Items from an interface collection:
────────
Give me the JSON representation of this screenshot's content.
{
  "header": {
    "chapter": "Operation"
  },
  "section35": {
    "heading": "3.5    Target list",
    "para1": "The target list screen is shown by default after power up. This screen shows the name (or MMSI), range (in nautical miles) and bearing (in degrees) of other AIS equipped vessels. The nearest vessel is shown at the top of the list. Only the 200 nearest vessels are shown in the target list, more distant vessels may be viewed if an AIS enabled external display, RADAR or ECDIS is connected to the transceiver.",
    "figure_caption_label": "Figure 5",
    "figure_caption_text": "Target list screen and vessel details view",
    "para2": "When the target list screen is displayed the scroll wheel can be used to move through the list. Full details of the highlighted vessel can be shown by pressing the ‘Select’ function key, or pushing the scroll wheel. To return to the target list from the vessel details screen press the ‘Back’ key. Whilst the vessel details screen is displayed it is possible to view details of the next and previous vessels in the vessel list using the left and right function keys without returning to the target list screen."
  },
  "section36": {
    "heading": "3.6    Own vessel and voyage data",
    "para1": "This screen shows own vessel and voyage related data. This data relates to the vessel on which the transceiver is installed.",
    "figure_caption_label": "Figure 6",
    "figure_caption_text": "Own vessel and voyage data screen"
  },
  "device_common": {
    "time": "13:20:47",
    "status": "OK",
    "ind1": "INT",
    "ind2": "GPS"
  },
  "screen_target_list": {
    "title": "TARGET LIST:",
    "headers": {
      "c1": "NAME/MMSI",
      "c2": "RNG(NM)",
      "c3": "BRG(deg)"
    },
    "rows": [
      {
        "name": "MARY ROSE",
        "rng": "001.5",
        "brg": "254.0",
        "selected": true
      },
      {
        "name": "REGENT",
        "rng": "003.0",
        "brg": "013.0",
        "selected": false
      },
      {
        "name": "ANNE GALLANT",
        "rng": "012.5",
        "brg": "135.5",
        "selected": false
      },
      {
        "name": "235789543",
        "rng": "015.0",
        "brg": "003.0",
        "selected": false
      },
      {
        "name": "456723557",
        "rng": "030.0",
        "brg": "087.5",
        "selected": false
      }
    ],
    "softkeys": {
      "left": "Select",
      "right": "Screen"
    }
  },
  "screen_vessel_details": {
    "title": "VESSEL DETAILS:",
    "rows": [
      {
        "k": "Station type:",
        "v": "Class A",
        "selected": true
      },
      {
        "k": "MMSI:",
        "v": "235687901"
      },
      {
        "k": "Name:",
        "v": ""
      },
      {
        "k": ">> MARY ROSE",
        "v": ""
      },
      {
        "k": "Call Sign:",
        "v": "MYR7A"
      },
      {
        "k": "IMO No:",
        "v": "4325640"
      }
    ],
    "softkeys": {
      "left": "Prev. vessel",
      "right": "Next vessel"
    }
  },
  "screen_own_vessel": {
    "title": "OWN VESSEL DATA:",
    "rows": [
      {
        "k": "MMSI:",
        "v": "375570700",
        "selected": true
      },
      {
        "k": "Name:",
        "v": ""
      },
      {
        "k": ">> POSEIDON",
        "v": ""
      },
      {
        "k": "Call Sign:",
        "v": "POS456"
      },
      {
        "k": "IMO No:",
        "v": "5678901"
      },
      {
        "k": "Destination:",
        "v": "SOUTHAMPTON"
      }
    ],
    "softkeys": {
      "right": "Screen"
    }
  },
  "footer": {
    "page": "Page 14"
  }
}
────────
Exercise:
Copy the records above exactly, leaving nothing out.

Solution to this problem:
Give me the JSON representation of this screenshot's content.
{
  "header": {
    "chapter": "Operation"
  },
  "section35": {
    "heading": "3.5    Target list",
    "para1": "The target list screen is shown by default after power up. This screen shows the name (or MMSI), range (in nautical miles) and bearing (in degrees) of other AIS equipped vessels. The nearest vessel is shown at the top of the list. Only the 200 nearest vessels are shown in the target list, more distant vessels may be viewed if an AIS enabled external display, RADAR or ECDIS is connected to the transceiver.",
    "figure_caption_label": "Figure 5",
    "figure_caption_text": "Target list screen and vessel details view",
    "para2": "When the target list screen is displayed the scroll wheel can be used to move through the list. Full details of the highlighted vessel can be shown by pressing the ‘Select’ function key, or pushing the scroll wheel. To return to the target list from the vessel details screen press the ‘Back’ key. Whilst the vessel details screen is displayed it is possible to view details of the next and previous vessels in the vessel list using the left and right function keys without returning to the target list screen."
  },
  "section36": {
    "heading": "3.6    Own vessel and voyage data",
    "para1": "This screen shows own vessel and voyage related data. This data relates to the vessel on which the transceiver is installed.",
    "figure_caption_label": "Figure 6",
    "figure_caption_text": "Own vessel and voyage data screen"
  },
  "device_common": {
    "time": "13:20:47",
    "status": "OK",
    "ind1": "INT",
    "ind2": "GPS"
  },
  "screen_target_list": {
    "title": "TARGET LIST:",
    "headers": {
      "c1": "NAME/MMSI",
      "c2": "RNG(NM)",
      "c3": "BRG(deg)"
    },
    "rows": [
      {
        "name": "MARY ROSE",
        "rng": "001.5",
        "brg": "254.0",
        "selected": true
      },
      {
        "name": "REGENT",
        "rng": "003.0",
        "brg": "013.0",
        "selected": false
      },
      {
        "name": "ANNE GALLANT",
        "rng": "012.5",
        "brg": "135.5",
        "selected": false
      },
      {
        "name": "235789543",
        "rng": "015.0",
        "brg": "003.0",
        "selected": false
      },
      {
        "name": "456723557",
        "rng": "030.0",
        "brg": "087.5",
        "selected": false
      }
    ],
    "softkeys": {
      "left": "Select",
      "right": "Screen"
    }
  },
  "screen_vessel_details": {
    "title": "VESSEL DETAILS:",
    "rows": [
      {
        "k": "Station type:",
        "v": "Class A",
        "selected": true
      },
      {
        "k": "MMSI:",
        "v": "235687901"
      },
      {
        "k": "Name:",
        "v": ""
      },
      {
        "k": ">> MARY ROSE",
        "v": ""
      },
      {
        "k": "Call Sign:",
        "v": "MYR7A"
      },
      {
        "k": "IMO No:",
        "v": "4325640"
      }
    ],
    "softkeys": {
      "left": "Prev. vessel",
      "right": "Next vessel"
    }
  },
  "screen_own_vessel": {
    "title": "OWN VESSEL DATA:",
    "rows": [
      {
        "k": "MMSI:",
        "v": "375570700",
        "selected": true
      },
      {
        "k": "Name:",
        "v": ""
      },
      {
        "k": ">> POSEIDON",
        "v": ""
      },
      {
        "k": "Call Sign:",
        "v": "POS456"
      },
      {
        "k": "IMO No:",
        "v": "5678901"
      },
      {
        "k": "Destination:",
        "v": "SOUTHAMPTON"
      }
    ],
    "softkeys": {
      "right": "Screen"
    }
  },
  "footer": {
    "page": "Page 14"
  }
}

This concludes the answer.